The federal and B.C. governments must take urgent action to tackle funding inequities that hamstring aboriginal child-welfare agencies and increase the likelihood children will be taken into government care, the province's independent child watchdog says.
And recent funding announced in the federal budget has done little or nothing to ease the caseloads or otherwise improve conditions for stressed front-line workers, Bernard Richard says.
"Front-line social workers and agency directors constantly tell us, as [recently] as two days ago, that improvements on the ground are just not being felt," Mr. Richard said Thursday on a conference call with reporters.
"Although more money is in the federal budget, God knows where it's going – because it's not going to front-line services where it is desperately needed," he added.
Mr. Richard, the former children's advocate in New Brunswick who took on the role in British Columbia last year, called the current situation in B.C. "an embarrassment for the country" and called on the two levels of government to develop a concrete plan for child-welfare services.
Mr. Richard released a report Thursday that examined delegated aboriginal agencies, which provide child-welfare services to aboriginal families through agreements with the province. Such agencies receive a mix of provincial and federal funding.
The report found federal-funding models for such agencies are "flawed and discriminatory, leading to more children ending up in care."

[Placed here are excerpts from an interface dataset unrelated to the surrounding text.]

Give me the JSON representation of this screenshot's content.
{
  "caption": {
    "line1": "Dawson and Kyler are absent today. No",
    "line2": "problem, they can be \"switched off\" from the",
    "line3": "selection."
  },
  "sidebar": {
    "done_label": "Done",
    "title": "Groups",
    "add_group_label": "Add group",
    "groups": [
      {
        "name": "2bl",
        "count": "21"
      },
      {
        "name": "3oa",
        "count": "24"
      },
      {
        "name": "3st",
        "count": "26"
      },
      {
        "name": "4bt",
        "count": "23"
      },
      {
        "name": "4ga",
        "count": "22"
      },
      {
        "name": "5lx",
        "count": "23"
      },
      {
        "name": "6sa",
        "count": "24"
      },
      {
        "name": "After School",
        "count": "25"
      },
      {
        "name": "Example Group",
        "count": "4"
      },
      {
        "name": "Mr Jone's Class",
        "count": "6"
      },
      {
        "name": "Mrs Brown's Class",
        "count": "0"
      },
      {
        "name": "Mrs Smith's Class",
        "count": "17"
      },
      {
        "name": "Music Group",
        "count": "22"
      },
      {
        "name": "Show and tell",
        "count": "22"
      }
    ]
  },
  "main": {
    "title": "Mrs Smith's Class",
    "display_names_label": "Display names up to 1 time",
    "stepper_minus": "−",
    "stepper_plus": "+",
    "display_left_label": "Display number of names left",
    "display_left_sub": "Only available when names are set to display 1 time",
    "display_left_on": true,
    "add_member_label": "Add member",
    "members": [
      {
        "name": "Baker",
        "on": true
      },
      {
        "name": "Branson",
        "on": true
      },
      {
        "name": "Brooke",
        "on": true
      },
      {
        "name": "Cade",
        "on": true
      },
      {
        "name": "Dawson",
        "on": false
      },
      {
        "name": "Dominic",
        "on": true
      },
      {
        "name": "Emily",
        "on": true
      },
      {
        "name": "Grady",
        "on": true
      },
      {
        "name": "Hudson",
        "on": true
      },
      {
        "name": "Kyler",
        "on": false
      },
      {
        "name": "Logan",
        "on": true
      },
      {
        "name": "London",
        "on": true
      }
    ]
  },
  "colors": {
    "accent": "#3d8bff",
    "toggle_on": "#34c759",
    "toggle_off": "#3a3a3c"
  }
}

The report echoes many of the issues raised in a landmark Canadian Human Rights Tribunal decision in 2016 that found federal funding of Indigenous child welfare was discriminatory and resulted in more children ending up in care.
Currently, about 62 per cent of the 7,000 children in care in B.C. are Indigenous, although they account for about 10 per cent of the total child population.
There are currently 23 aboriginal agencies in B.C. that operate throughout the province and provide services up to full child protection.
Delegated agencies have come under scrutiny repeatedly over the past two decades over concerns that include screening of caregivers.
A delegated agency, Fraser Valley Aboriginal Child and Family Services Agency, was involved with Alex Gervais. Mr. Gervais died at the age of 18 in 2015 after he leapt to his death from a fourth-floor window of a hotel – a placement arranged by the delegated agency.
In an interview Thursday, a worker with that agency said she was relieved by Mr. Richard's report, because it highlighted the challenges of working with complex cases and emphasized the lack of resources for keeping families together.
Caseloads can be double or triple the recommended level and can worsen if workers off on leave are not replaced, she said.
Mr. Richard's Tuesday report noted that delegated agencies have difficulty hiring and retaining workers because they can't pay competitive salaries and benefits.
He also referred to a report by his predecessor, titled "When Talk Trumped Service," which concluded millions had been spent on Indigenous child welfare without helping any children. He said that report had been mistakenly interpreted as criticizing Indigenous people for spending money without full accountability – when in fact the report's main purpose was to point out the government's confused, ineffective approach to delegation and oversight.
Mr. Richard's latest report underlines conclusions made in several previous studies, said NDP children's critic Melanie Mark.
"People don't understand that these delegated agencies are contracted on behalf of the ministry to deliver the same services [as the ministry]," Ms. Mark said.
"What this report exposes is that they do the same services with less money – less resources, less training and less capacity to carry out the same mandated, legislated services."
Children's Minister Stephanie Cadieux released a statement saying Mr. Richard's conclusions don't reflect many of the recent improvements the province has made to help ensure better outcomes for Indigenous children and families.